**MDPI and ACS Style**

Jin, N.-Z.; Feng, Y.; Chen, Z.-Y.; Wu, X.-G.
Bidirectional CLLLC Resonant Converter Based on Frequency-Conversion and Phase-Shift Hybrid Control. *Electronics* **2023**, *12*, 1605.
https://doi.org/10.3390/electronics12071605

**AMA Style**

Jin N-Z, Feng Y, Chen Z-Y, Wu X-G.
Bidirectional CLLLC Resonant Converter Based on Frequency-Conversion and Phase-Shift Hybrid Control. *Electronics*. 2023; 12(7):1605.
https://doi.org/10.3390/electronics12071605

**Chicago/Turabian Style**

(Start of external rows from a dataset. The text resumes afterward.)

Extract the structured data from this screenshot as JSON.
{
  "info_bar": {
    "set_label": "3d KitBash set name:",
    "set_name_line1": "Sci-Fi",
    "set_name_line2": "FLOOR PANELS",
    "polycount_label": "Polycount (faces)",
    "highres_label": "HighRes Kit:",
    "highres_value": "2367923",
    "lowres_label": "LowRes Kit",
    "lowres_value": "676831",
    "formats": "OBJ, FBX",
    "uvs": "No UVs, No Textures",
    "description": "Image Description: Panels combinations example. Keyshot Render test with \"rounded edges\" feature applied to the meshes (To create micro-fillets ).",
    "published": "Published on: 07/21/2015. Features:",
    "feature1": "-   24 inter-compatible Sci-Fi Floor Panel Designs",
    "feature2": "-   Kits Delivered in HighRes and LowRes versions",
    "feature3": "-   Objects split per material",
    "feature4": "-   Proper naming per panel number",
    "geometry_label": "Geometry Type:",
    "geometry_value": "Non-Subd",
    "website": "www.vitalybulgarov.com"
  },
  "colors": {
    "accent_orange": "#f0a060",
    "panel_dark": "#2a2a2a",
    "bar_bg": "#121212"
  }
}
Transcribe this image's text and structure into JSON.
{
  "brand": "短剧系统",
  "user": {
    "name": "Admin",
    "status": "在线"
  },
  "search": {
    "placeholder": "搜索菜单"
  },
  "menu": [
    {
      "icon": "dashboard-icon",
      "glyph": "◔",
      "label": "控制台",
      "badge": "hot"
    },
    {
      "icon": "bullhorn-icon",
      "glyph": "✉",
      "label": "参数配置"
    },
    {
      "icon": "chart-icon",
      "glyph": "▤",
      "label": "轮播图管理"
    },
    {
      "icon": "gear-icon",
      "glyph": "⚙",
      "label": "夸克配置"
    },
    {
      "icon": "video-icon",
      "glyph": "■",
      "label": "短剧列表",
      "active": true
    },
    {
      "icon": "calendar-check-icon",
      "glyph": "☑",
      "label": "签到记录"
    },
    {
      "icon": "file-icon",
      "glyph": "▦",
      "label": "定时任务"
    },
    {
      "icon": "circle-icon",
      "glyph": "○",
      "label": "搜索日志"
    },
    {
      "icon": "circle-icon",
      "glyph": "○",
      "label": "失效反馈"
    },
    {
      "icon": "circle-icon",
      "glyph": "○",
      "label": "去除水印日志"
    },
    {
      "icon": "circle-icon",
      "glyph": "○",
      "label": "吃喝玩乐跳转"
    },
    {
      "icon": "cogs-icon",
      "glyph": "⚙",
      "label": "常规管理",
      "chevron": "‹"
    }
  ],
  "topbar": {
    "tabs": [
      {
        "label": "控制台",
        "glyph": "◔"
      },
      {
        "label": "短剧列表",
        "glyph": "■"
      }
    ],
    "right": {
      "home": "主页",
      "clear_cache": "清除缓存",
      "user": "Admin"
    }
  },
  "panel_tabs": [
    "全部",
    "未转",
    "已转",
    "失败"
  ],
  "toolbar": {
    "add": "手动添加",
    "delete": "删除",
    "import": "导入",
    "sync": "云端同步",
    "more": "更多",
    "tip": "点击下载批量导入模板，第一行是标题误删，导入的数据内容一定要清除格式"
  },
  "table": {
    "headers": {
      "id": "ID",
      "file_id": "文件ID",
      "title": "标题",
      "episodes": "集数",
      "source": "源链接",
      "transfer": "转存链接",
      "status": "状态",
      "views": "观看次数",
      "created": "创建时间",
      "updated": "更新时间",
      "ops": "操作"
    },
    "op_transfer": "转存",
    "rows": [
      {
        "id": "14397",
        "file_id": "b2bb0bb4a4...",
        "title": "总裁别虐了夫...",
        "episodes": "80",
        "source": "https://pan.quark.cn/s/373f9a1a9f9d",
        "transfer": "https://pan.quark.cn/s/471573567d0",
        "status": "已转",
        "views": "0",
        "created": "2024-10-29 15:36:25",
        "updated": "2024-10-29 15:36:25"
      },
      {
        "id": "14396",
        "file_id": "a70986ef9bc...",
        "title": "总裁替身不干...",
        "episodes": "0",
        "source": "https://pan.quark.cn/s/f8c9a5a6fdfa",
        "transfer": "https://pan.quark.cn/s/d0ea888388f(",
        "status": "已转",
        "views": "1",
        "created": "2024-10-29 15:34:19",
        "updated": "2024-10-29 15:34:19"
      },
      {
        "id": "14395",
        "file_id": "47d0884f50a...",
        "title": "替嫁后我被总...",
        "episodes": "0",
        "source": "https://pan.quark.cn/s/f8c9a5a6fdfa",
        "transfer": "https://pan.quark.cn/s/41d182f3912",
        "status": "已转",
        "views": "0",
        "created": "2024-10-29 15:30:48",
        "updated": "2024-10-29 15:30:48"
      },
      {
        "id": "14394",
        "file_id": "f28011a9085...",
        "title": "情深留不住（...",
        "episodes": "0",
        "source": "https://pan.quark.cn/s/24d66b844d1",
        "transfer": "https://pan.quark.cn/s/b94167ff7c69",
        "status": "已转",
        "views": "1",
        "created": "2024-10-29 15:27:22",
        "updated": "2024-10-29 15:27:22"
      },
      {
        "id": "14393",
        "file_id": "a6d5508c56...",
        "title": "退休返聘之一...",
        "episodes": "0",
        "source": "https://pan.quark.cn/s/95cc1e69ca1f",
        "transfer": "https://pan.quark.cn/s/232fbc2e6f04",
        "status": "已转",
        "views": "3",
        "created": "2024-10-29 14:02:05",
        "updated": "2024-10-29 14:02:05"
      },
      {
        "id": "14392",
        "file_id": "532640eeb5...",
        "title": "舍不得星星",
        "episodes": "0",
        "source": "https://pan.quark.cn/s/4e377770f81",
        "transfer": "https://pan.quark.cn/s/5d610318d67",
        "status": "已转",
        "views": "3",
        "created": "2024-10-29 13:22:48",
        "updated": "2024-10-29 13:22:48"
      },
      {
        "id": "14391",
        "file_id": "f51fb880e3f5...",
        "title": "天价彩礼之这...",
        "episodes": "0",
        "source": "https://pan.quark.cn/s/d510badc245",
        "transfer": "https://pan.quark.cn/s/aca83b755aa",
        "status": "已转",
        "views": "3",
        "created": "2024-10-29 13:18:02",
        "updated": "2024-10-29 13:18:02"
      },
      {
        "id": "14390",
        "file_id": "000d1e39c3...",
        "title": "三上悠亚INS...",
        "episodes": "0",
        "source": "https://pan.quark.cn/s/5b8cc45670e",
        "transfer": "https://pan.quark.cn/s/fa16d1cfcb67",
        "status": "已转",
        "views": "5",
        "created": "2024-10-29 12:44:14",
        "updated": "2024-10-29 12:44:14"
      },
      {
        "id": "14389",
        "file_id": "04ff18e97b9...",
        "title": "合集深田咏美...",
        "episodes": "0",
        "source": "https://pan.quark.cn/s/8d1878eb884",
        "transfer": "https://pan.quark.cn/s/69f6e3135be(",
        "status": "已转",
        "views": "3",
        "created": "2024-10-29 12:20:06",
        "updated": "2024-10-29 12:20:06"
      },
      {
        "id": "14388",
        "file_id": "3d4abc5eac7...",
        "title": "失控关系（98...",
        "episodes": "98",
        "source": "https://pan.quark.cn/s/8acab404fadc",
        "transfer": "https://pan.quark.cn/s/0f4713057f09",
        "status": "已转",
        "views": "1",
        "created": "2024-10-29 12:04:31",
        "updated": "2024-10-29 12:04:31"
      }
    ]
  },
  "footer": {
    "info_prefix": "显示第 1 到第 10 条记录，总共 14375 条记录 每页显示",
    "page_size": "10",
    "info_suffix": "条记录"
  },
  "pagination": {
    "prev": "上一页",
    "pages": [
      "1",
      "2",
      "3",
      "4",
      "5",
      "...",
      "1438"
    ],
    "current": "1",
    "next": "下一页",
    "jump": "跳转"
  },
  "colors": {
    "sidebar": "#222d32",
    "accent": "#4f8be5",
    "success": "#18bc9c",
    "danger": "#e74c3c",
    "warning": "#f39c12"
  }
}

Jin, Ning-Zhi, Yu Feng, Ze-Yu Chen, and Xiao-Gang Wu.
2023. "Bidirectional CLLLC Resonant Converter Based on Frequency-Conversion and Phase-Shift Hybrid Control" *Electronics* 12, no. 7: 1605.
https://doi.org/10.3390/electronics12071605